In UP, neither the dalits nor the thakurs are fully happy or satisfied with the BSP. What Mayawati needs to do is to focus more on UP to fulfill her dream of coming to power at the Centre
Samarth Pathak Nagalia
Mayawati led Bahujan Samaj Party (BSP) has emerged as the dark horse in the political 'battle royale' of India. After clinching Uttar Pradesh-the nation's most populous state-many opine that the party could emerge as a major political wing in the upcoming Lok Sabha elections. Mayawati's magic lies in the fact that she has championed the cause of dalits, while appealing to the upper castes too. Yet, it turns out that things are not as smooth for the BSP as they appear to be.
In the village of Nagalia that falls under the Gabhana tehsil of Aligarh in western UP, the thakurs openly voice their resentments against the Mayawati regime. In heated debates, they unanimously believe that empowerment of dalits has weakened their standing in the village affairs. Durga Singh, a local farmer, says, "The BSP has not really helped the upper castes. We made a mistake by voting for Mayawati. The dalits are more united than ever, and often speak against us. We no longer enjoy the power at the village level as we did earlier." Naurangi Lal, the village priest chips in, "I am not against the dalit community. But empowering them by weakening the other communities is unfair. This is what Mayawati has done. The thakurs and brahmins supported her since we felt that it would lead to large scale development, by uniting all communities. But we feel cheated as the dalits are now questioning our opinions and views." These thoughts are backed by many in the upper castes. A few villagers said that Mayawati is a sword which has cut the throats of the thakurs and brahmins.
The setting up of special committees to provide aid to the harijans is also seen as a threat by the thakurs. They claim that if a dalit lodges a complaint, the committee and the police threaten to take action against the upper castes immediately. Bribing babus and police is the only way to escape their wrath. Brows furrow as they watch a dalit unloading a heavy sack of hay from a bullock cart. "Now, we are at the mercy of these harijans as the police only listens to them. Things were better under the Congress and the BJP. Atleast we had our say in day to day governance", says Kishan Lal with scathing sarcasm.
But the dalit community maintains that development for them remains a far cry. Though the prospect of Mayawati as the chief minister clearly gives them a sense of pride, however, there is no visible improvement in their standard of living as yet. They still live in small, dark kuchha huts, made of mud and hay and are still considered impure by the upper castes. They are still forced to migrate to nearby towns to support their large families. The dalit children still do not go to school, for ‘the teacher does not pay attention to them'. And they still go hungry, often for days.
"Do we look like we are living an easy life? We are as we have always been--poor. The committees do lodge our complaints, but for bribes. The police does not make things easy either. We cannot afford to spend our hard-earned money this way. Things are slightly better than before in the sense that now we have a sense of security. We can voice our grievances and opinions. But the attitude of the upper castes remains the same. Till attitudes remain such, there can be no development," says Bidharam.

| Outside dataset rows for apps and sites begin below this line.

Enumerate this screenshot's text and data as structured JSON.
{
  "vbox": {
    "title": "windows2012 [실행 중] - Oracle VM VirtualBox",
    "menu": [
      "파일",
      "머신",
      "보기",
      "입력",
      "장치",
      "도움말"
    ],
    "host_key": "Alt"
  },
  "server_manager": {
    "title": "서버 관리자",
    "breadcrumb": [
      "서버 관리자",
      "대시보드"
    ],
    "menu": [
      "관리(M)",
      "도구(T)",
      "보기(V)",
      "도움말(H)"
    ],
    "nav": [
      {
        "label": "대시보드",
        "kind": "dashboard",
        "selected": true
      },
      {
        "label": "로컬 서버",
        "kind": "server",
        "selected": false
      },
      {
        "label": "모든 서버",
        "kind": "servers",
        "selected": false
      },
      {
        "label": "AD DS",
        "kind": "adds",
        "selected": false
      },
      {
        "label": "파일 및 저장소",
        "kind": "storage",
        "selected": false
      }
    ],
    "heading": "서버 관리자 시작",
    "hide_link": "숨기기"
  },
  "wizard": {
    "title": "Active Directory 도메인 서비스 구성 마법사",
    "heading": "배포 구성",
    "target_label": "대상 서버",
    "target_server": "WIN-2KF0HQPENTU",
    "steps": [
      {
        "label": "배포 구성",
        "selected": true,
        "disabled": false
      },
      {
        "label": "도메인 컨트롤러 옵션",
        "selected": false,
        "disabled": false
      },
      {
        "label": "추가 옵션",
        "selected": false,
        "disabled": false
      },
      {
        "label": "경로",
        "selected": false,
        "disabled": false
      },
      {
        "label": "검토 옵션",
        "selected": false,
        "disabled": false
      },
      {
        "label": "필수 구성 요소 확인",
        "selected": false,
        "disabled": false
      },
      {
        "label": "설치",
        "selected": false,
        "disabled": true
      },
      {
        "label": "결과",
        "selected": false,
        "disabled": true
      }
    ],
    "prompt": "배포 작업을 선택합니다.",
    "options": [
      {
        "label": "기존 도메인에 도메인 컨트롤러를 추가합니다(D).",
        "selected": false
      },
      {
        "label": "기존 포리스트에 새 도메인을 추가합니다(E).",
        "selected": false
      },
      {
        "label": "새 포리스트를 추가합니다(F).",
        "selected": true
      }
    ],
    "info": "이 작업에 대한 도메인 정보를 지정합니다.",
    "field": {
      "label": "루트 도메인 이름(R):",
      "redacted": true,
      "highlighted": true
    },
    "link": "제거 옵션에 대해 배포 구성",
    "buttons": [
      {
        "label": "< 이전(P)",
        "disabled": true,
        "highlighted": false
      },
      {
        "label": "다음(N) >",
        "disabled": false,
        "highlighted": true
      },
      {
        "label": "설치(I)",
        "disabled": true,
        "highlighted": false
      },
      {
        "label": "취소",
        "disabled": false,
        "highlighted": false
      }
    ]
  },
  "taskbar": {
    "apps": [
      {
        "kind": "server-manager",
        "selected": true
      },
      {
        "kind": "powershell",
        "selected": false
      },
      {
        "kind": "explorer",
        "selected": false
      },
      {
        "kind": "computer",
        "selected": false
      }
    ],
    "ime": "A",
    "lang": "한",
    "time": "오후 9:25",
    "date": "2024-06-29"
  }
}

Deeply etched in the wrinkled faces of most elderly harijans are the lines of hopelessness. Speaking to them of politicians and parties, the hustle bustle of towns, or even of development seems to be pointless. They lead a life of utter misery in abject poverty. Watching children, engaged in a game of marbles, Bidharam continues, "There is no future for these kids in the village. It is better to work in Gabhana or Aligarh, rather than under a thakur here. There is no open hostility between us, but the ideologies and traditional values are sacrosanct. Violating these can lead to trouble. Just last month, a young boy was beaten up by thakurs in a village nearby for drinking from their tap. This discrimination is still present. And no matter who is in power, our troubles would remain far from over."
In this tussle of opinions, one thing is clear: neither the dalits nor the thakurs are fully happy or satisfied with the BSP. What Mayawati needs to do is to focus more on UP to fulfill her aim of coming to power at the Centre.